How High Can a Dog Jump?

Large breed dogs with at least a couple of feet of shoulder height can jump enough to clear objects that are around 4½-5′ tall. Small breeds of dogs are usually only able to jump a few feet in the air if even that.

Medium-sized breeds that have enough leg strength can usually jump well and may be able to clear a 3½-4′ fence with relative ease as long as they get a running start. Some larger dogs with powerful back legs, like Bernese mountain dogs, will have the ability to jump several feet in the air without being able to clear much space because they’re top-heavy.

According to the Guinness Book, greyhounds can jump the best of any dog breed. The current record is held by one who was able to jump nearly 6⅓’ in the air as long as she got a running start.

While most greyhounds won’t be able to clear that much space, you will want to be careful when raising them.

Can a Dog Jump a 5 Foot Fence?

Dogs normally aren’t able to clear a five foot fence, but there’s a good chance that they can jump on the top of it and get stuck. If that happens, then there’s a risk that they’ll fall back down.

Few dogs would ever be able to clear any object taller than this, but some veterinarians recommend making fences anywhere from 6½-7½’ in order to be absolutely sure that no dog could jump over it.

Is It Bad for Dogs to Jump High?

Jumping usually doesn’t do any damage to a dog’s legs, but they can injure themselves if they do they so repetitively. Constant jumping could put too much pressure on the back hips, which may cause arthritis over time.

Judging by cases from the TTU School of Veterinary Medicine, a more pressing concern is the possibility for a dog to miss when trying to clear a large object and then run into something.

When can Dog Puppies Start Jumping?

Puppies will usually start to jump a little bit as soon as they’re able to walk, but they shouldn’t be taught to jump over anything until they’re around 12-15 months old. Those who are training dogs for competitions may want to wait a few more months because their motor skills may not be fully developed until that time.

Pet owners who don’t teach their dogs to jump should still be prepared for them to learn. They’ll normally teach themselves at least some jumping maneuvers in order to get quick access to treats that you might be holding.

How to Stop Your Dog from Jumping the Fence in 8 Steps

First off, make sure that there’s nothing on the other side of your fence that your dog finds interesting that might inspire him or her to jump. Once you’ve worked that out, take a look at these following tips.

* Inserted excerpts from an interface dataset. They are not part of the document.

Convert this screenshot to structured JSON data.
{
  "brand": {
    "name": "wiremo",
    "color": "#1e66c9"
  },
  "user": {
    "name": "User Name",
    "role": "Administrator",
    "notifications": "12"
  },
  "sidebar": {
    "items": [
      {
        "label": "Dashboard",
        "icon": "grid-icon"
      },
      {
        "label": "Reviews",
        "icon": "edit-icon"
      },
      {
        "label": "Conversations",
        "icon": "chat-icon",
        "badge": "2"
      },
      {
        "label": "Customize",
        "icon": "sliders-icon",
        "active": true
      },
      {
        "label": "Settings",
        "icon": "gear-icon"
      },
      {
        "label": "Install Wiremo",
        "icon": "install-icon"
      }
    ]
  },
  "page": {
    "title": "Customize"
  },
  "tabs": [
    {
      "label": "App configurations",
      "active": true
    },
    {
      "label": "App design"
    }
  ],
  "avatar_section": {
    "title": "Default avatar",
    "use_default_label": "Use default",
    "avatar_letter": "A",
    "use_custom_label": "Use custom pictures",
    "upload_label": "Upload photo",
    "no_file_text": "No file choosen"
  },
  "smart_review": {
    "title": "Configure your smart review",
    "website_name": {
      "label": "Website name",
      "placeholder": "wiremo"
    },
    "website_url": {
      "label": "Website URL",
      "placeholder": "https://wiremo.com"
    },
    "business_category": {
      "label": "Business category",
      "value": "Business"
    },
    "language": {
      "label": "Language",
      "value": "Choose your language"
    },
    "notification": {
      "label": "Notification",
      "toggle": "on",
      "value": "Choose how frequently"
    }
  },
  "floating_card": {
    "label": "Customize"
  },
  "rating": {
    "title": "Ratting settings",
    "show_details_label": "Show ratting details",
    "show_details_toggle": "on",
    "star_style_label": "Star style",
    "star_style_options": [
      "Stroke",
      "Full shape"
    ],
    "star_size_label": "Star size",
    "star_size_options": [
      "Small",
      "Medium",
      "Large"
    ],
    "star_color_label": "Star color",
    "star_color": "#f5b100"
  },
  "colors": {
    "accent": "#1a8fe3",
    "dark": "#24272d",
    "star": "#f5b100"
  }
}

1. Walk it Out of Your Dog

Exercise your dog regularly and make sure to take them on regular walks. If you can tire your dog out, then there’s a good chance that they’ll simply be too tired to jump later.

2. Teach Your Dog & Reward Them

Train your dog not to jump in the same way that you teach them not to do anything else, like bite. Praise your dog whenever your dog ceases the bad behavior.

Over time, proper application of positive reinforcement could help to give your dog the message that they shouldn’t jump over the fence.

3. Clean Up the Yard

Clean up any messes that your dog could use to stand on. Anything from lumber to a pile of leaves can give your dog the little extra height that he or she needs to clear a fence, so move this debris elsewhere.

4. Make Your Yard Fun

Always give your dog plenty to do when they’re outside. Many dogs jump because they want to escape the place that they’re in, but your dog won’t want to escape if they have plenty to do in the first place.

5. Stay with Your Dog

Stay outside and see if your dog shows any improvement when you do. In many cases, dogs start behaving badly when they’re separated from their human families.

It’s not always possible to stay outside with a dog, but you may be able to wean your dog away from this sort of insecurity over a period of time.

6. Use a Dog Run in Your Own Yard

Laying out a conventional dog run isn’t at all difficult, so you should find it possible to install one in your yard. Even though you may have a fenced in area already, a dog run will normally make it so difficult for your dog to jump that he or she will stop.

Separation anxiety is still a leading cause of dogs jumping to begin with, so you’ll want to stay with them as much as you can even when you put a run in place.

7. Do Some Landscaping

Plant some bushes or shrubs so that your dog can’t see very well past your fence. This can limit his or her ability to realize that there’s anything on the other side worth trying to find.

Once your dog’s vision is blocked, they might stop jumping. If not, then you could consider putting in a few more plants to plug up any holes.

8. Raise the Fence Height

Build a larger fence if all else fails, because most dogs wouldn’t ever be able to jump over a fence that was 6-8′ tall. Pet owners who already have a sturdy fence in place can normally attach some additional material to the top.

Hardware supply stores have fence extenders that should do the job even if you have a larger breed of dog. You may want to consider angling the fencing downward in an L-shape, which will help to ensure that your dog doesn’t see over the top of it.